So far this fire season, air tankers called to suppress wildfires have been dropping the fire retardants (the mix is called LC95A) at a record pace. As of Friday, more than 401,450 gallons had been dropped on Colorado forests this year, including 320,553 gallons on the lightning-sparked High Park wildfire west of Fort Collins, according to Forest Service records.
As it burns along the Cache la Poudre River — designated a Wild and Scenic River by the Forest Service — the High Park fire could overlap habitat for several species of sensitive fish.
Massive fish kills have been documented after fires were put out in northwestern states. A legal challenge by Forest Service Employees for Environmental Ethics compelled an environmental impact study. Federal biologists concluded that fire retardants alone will not cause extinctions. But the lawsuit led to issuance of the rules this year to minimize harm.
Laye said pilots and ground crews working west of Fort Collins are complying with the rules.
Forest Service fire managers this week acknowledged concerns about toxic fire retardants degrading habitat and watersheds.
Yet the agency also relies increasingly on slurry bombers to protect houses and firefighters from potentially catastrophic wildfires, Forest Service spokesman Steve Segin said.
“Many wildfires burn in remote, rugged areas, and the application of fire retardant can slow the spread of a fire until ground forces can reach the area and begin construction of a fireline,” Segin said. “You can put it on homes. It works better on the ground. It slows the advance of a fire so that ground crews can get in there.”
Firefighters reaching mountain houses also spray chemical foams and wrap smaller structures with “fire shelter” material designed to repel flames. If there are ponds nearby, water pumps are set up to douse flames.
Some homeowners have rigged sprinkler systems. Firefighters also often haul away firewood and trim surrounding trees, rushing to create “defensible spaces.”
The federal government push to make more air tankers available to suppress western wildfires is likely to mean more use of fire-retardant chemicals.
Federal data show that, since 2007, air tankers have dropped an average of 486,385 gallons of fire retardant a year while suppressing wildfires in Colorado, where drought and overly dense forests favor large wildfires.
The Forest Service has been using retardant since the 1950s. These chemicals don’t douse flames as water does. Instead, the retardants cool and coat fuels, depleting fire of oxygen and slowing combustion as retardant salts change how fuels burn. Air tankers target houses and power grids.
This week, fire commanders loaded fire retardants into helicopters, which normally drop up to 900 gallons of water. A layer of retardant can slow fire for about two hours.
However, it was helicopters dropping water on flare-ups this week that saved two homes in the thick of the High Park fire, Segin said. “Like a military operation, it’s a combination of ground and air power coming together at a single point to suppress the fire.”

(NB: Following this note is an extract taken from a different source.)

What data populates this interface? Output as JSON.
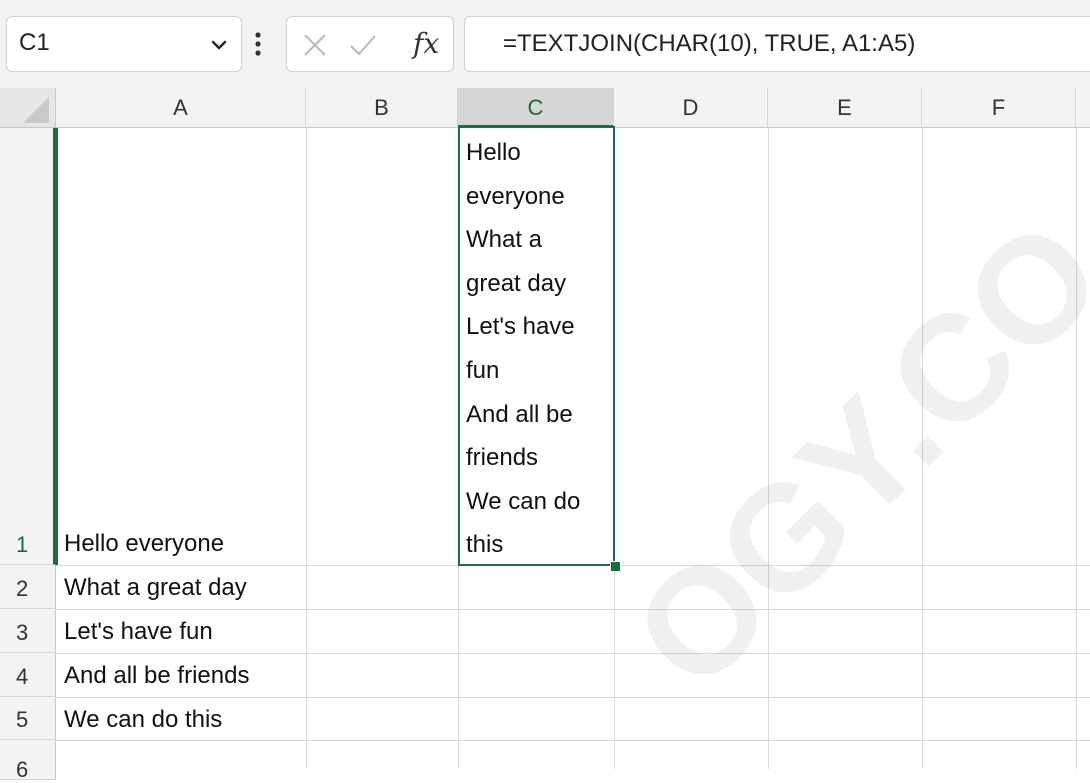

The maps designating sensitive terrain around Colorado apparently prioritize habitat for greenback cutthroats and the butterflies that live in riparian corridors — two species deemed most vulnerable to the fire-retardant chemicals.
Federal biologists would welcome development of better chemical mixes that could be less harmful and also meet firefighters’ needs, Laye said. “You obviously could use water anytime you would like.”
Here’s my favorite equine interest story.
Note from Sharon: I invite you to browse the Denver Post site and check the coverage. As I’ve said before, I bet fire policy seems different if you are in a part of the country that experiences it. It’s interesting to consider if there would be a difference if this was coverage by the NY Times or LA Times or Washington Post, and if local people there were breathing the smoke and having bad air days (to be sure, that does happen in LA, but national policy is not made there). At church today, there were prayers for the firefighters and evacuees but also the folks who are having trouble breathing in Fort Collins. I guess what I’m trying to convey is that my work world only vaguely interfaces with the people I deal with outside of work (when are campgrounds open) but fire here is as omnipresent as the air we breath. That makes reactions to policies as visceral as (we often debate here) cerebral.
On another topic, no one seems to be saying that aerial tactics are “immoral”; in fact, the concern is quite the opposite- that we don’t have enough capacity for this fire season.
Finally, I see a pattern in “environment” reporting- some technology (solar panels, fire retardant) has environmental impacts (as do all technologies, and pretty much all human and non-human actions), so people are interviewed who point out the problems. One wonders whether any technology would have an appropriate level of impact based on the values of some. Further, I think it’s interesting that we seem to have articles discussing these impacts at different frequencies for different technologies. For example, having read may pieces recently about cool new technologies in health care, I seldom see a companion piece on the environmental effects. It’s something to perhaps become more aware of.